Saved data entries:
+++++

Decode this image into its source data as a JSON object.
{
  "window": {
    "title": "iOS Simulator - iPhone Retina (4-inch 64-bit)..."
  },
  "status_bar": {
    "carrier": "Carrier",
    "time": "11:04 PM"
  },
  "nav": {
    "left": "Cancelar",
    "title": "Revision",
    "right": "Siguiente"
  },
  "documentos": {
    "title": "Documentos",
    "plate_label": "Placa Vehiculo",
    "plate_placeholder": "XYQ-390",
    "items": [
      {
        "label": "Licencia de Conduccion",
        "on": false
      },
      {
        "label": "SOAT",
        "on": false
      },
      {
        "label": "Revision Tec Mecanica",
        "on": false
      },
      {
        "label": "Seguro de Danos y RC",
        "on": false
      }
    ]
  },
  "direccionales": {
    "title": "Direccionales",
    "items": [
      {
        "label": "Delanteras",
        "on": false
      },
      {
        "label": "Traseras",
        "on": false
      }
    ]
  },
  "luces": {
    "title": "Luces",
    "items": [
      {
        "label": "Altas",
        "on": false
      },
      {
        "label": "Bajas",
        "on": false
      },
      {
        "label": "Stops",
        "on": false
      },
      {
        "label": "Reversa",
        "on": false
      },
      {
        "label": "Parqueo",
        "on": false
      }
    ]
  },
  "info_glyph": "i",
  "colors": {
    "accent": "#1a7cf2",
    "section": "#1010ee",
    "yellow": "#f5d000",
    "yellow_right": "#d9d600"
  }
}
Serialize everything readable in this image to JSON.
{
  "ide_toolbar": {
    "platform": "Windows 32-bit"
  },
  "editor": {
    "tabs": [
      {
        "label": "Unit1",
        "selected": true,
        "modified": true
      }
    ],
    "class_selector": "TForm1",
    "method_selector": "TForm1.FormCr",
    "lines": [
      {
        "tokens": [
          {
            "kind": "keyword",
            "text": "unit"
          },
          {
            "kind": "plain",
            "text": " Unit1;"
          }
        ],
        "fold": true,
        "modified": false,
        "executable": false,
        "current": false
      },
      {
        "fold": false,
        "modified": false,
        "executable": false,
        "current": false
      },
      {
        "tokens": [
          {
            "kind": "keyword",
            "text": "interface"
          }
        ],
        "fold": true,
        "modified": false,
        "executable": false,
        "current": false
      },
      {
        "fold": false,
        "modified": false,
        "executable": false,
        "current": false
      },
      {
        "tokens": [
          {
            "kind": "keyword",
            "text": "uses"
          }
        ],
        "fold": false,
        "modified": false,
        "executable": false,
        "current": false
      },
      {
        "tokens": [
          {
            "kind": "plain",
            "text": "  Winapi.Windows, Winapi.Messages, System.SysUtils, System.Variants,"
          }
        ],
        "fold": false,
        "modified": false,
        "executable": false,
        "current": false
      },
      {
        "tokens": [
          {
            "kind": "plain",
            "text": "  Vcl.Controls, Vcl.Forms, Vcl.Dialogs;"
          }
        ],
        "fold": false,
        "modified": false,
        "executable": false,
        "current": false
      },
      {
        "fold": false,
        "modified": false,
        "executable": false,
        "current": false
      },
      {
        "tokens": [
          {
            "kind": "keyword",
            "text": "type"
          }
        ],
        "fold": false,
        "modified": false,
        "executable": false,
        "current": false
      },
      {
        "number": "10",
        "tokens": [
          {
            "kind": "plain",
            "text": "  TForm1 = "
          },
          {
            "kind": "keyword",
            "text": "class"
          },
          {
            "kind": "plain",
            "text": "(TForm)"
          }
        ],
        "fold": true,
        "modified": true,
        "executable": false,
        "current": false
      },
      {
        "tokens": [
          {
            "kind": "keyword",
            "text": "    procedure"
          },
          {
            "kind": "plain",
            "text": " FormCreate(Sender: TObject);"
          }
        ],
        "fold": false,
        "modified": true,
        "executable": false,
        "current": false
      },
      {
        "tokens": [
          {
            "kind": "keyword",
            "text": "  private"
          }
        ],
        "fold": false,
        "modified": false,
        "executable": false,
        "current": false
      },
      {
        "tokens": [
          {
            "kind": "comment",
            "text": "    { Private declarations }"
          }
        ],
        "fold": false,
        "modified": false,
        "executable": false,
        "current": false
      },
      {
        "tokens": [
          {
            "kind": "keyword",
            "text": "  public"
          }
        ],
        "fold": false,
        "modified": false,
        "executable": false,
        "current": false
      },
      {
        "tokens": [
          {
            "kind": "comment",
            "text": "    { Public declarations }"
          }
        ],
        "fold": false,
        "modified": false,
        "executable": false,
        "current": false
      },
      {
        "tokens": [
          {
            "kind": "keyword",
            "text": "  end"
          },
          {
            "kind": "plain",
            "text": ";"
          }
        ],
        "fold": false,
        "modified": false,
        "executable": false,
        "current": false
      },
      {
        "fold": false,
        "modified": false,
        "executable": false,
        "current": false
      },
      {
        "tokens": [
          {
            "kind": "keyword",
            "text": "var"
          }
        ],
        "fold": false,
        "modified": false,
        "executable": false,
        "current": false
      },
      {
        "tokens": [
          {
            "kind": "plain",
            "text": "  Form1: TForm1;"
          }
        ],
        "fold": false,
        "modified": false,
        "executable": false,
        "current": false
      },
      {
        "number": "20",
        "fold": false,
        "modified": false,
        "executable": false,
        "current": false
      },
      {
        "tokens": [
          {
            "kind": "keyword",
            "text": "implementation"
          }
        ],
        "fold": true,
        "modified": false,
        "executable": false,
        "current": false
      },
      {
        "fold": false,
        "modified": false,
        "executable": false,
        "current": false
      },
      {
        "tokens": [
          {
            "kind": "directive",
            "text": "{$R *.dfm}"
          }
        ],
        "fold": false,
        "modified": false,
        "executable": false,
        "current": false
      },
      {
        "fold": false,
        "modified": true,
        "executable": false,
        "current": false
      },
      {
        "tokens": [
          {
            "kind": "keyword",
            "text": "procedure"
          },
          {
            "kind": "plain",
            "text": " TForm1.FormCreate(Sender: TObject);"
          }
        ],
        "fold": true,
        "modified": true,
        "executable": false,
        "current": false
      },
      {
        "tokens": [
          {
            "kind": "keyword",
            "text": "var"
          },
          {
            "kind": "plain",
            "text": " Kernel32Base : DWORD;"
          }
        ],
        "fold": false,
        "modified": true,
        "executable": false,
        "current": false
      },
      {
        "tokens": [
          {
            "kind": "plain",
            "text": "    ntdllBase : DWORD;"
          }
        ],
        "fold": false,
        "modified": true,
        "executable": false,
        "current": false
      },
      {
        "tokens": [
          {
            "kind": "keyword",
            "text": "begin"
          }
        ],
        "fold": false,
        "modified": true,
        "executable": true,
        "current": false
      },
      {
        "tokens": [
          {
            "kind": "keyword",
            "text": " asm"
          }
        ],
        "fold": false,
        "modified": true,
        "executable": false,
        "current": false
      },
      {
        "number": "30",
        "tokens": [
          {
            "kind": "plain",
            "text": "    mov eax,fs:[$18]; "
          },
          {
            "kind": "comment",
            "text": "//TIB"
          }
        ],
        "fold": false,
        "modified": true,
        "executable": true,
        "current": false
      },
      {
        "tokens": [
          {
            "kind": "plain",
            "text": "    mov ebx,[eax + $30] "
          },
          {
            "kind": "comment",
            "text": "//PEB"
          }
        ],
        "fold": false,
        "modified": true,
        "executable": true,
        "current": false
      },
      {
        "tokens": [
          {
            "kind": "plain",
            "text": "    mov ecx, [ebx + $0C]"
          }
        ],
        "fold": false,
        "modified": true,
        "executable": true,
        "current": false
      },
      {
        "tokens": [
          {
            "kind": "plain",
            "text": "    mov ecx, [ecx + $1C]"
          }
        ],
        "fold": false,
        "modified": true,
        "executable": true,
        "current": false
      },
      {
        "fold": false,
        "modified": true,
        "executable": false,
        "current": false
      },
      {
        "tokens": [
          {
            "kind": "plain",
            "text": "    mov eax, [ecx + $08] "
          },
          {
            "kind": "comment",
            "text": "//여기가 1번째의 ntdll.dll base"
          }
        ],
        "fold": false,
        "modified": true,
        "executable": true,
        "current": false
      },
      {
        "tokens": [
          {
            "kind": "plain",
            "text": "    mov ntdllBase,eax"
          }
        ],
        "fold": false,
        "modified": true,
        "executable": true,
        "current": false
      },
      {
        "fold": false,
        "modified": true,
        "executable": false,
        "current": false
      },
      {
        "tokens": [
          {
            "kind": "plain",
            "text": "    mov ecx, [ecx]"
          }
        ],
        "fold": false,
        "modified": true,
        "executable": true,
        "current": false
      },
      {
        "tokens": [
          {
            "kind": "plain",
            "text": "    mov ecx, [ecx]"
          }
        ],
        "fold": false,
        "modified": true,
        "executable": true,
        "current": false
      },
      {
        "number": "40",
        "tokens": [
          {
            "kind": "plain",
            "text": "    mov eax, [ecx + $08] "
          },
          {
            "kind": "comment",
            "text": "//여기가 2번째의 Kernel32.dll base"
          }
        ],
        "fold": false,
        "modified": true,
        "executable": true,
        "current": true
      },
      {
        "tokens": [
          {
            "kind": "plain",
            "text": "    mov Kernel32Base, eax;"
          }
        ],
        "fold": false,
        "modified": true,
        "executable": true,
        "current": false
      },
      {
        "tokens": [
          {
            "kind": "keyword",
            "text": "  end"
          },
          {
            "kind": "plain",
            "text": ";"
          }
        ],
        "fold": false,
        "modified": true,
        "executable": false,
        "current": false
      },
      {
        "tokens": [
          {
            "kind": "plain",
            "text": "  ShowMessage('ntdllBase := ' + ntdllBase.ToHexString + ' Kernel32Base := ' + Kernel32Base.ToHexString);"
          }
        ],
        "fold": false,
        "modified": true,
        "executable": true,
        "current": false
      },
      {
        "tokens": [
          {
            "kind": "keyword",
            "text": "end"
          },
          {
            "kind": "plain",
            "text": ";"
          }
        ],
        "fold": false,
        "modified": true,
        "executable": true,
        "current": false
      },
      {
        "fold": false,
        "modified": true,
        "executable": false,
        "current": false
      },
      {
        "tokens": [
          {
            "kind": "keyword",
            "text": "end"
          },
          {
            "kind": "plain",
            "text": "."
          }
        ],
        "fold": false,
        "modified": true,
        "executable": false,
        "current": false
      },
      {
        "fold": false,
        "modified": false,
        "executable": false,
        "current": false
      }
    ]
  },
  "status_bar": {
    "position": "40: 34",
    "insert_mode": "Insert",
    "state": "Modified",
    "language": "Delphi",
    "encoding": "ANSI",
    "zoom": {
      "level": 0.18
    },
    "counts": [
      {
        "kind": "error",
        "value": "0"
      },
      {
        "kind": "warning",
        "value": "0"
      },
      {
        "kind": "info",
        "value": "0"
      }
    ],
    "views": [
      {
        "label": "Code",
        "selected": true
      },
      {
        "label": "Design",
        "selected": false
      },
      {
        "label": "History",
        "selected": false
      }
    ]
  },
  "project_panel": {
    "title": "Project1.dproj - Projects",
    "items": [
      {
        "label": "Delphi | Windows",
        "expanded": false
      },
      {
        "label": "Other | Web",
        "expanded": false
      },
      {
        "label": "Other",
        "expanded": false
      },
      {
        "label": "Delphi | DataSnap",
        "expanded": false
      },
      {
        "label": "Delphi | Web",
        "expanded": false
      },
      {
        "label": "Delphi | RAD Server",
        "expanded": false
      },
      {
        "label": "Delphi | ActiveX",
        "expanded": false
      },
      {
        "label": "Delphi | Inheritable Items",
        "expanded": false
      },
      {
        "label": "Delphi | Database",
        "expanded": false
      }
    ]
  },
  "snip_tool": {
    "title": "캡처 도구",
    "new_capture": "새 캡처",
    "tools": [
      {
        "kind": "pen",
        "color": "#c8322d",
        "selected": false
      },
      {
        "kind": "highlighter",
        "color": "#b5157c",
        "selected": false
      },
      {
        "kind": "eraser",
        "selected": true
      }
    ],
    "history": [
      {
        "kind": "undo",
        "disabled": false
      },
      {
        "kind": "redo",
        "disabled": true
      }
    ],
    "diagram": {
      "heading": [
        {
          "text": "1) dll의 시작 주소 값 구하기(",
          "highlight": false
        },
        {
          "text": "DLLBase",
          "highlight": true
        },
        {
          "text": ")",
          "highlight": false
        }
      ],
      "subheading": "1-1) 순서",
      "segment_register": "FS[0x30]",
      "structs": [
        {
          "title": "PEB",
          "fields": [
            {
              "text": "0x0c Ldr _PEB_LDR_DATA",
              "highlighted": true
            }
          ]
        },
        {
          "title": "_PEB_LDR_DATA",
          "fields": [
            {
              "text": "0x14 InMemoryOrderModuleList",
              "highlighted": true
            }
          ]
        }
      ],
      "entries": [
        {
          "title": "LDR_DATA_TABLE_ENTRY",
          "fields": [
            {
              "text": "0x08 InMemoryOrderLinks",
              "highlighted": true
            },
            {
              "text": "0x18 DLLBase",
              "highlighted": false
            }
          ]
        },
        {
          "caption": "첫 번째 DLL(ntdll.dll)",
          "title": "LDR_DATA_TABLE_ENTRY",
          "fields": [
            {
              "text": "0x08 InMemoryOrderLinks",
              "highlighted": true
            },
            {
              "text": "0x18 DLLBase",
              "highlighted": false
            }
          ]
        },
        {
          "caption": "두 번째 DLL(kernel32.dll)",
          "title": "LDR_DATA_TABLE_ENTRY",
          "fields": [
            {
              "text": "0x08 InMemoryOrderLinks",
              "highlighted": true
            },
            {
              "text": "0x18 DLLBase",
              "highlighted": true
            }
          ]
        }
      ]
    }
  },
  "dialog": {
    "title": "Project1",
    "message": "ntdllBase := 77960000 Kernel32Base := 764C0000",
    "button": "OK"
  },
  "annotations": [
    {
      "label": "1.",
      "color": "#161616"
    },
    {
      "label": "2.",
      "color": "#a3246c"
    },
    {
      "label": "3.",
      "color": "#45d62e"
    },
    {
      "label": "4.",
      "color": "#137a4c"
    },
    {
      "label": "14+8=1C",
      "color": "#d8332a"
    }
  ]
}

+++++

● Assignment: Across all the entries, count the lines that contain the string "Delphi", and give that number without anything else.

● Task output: 8